Among the records that follow, find each line holding the word "stay" and copy it.
___ Data in this exercise
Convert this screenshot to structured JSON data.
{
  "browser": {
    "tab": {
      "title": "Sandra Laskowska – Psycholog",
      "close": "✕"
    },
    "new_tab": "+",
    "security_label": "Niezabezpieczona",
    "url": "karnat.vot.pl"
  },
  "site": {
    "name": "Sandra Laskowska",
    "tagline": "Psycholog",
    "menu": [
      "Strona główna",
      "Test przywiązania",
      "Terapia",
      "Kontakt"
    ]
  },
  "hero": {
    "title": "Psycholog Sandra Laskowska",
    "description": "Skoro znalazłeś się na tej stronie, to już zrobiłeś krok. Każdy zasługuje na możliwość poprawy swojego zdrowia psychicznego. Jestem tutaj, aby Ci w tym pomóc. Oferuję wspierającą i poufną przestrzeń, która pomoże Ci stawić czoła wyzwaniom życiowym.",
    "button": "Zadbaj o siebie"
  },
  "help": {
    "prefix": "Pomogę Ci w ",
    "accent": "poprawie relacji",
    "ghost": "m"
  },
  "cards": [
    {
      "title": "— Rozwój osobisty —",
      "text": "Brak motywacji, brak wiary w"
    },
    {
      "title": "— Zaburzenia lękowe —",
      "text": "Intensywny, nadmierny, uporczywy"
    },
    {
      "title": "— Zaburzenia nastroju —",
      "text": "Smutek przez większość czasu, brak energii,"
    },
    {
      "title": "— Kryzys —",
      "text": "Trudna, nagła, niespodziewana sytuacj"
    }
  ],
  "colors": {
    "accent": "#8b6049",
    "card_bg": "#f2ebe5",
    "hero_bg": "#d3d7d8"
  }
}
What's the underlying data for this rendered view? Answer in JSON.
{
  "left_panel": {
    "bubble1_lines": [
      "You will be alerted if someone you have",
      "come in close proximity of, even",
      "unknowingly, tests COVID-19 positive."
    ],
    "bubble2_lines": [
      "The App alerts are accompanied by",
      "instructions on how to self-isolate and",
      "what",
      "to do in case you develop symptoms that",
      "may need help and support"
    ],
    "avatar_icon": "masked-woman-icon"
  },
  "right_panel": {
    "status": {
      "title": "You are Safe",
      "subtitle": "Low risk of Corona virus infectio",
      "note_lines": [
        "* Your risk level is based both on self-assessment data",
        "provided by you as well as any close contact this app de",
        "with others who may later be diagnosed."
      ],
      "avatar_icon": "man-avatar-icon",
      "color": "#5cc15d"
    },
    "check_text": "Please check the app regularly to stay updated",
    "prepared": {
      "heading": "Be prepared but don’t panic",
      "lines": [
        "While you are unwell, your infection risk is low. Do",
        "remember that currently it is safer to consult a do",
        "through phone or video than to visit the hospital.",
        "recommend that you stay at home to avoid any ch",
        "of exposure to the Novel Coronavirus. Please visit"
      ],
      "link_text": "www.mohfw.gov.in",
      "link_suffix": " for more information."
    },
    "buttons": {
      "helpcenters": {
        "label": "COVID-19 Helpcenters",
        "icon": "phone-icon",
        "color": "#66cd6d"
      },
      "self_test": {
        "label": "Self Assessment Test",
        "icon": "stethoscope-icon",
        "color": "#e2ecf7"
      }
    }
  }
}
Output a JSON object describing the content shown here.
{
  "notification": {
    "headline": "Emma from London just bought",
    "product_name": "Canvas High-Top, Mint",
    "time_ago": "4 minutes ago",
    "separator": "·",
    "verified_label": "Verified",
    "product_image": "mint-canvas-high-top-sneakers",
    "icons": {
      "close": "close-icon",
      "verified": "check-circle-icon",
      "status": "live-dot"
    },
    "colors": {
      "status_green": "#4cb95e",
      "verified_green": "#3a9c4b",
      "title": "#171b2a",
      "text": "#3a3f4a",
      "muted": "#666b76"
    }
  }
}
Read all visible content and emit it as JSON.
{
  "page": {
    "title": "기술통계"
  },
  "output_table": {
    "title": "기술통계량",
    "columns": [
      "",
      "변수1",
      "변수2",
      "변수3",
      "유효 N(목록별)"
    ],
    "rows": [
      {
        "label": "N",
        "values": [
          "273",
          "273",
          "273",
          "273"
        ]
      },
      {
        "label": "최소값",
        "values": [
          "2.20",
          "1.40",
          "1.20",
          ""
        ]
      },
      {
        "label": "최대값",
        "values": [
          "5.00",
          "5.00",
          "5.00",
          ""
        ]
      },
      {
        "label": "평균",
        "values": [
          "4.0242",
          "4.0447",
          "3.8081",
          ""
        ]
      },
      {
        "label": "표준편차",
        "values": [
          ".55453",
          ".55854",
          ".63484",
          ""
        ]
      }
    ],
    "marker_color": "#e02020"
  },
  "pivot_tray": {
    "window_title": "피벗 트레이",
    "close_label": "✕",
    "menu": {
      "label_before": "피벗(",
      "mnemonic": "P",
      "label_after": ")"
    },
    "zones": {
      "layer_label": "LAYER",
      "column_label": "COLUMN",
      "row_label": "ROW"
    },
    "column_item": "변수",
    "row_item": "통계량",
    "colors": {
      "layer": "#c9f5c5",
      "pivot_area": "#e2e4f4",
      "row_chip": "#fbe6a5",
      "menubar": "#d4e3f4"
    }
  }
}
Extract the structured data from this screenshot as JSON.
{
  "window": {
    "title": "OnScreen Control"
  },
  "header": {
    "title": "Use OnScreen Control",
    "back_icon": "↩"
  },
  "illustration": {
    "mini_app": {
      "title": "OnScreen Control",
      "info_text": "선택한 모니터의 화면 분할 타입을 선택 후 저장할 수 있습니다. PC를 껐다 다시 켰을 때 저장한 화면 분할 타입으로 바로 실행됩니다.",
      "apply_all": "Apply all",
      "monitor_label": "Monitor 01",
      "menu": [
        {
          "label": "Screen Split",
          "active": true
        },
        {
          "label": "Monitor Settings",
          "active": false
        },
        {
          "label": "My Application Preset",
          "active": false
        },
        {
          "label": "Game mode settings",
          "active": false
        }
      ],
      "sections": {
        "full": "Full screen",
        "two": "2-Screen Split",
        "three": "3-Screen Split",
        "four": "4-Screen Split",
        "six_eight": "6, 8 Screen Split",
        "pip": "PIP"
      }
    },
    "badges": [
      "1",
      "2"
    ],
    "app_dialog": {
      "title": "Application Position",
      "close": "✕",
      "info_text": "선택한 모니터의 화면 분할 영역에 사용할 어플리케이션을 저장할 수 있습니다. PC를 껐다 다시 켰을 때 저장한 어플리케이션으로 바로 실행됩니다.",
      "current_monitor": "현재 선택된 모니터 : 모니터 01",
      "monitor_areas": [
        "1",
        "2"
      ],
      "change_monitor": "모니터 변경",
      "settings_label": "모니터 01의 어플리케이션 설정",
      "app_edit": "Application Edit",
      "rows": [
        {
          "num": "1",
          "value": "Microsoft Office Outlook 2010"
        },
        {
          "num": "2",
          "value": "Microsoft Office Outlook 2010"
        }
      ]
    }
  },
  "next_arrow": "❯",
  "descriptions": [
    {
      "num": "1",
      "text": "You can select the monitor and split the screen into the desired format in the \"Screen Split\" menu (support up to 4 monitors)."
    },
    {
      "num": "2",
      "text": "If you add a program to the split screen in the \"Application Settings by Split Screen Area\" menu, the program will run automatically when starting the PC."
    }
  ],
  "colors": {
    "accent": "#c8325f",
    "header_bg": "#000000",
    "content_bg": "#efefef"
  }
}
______
- **Solution to this task**
    "check_text": "Please check the app regularly to stay updated",
        "recommend that you stay at home to avoid any ch",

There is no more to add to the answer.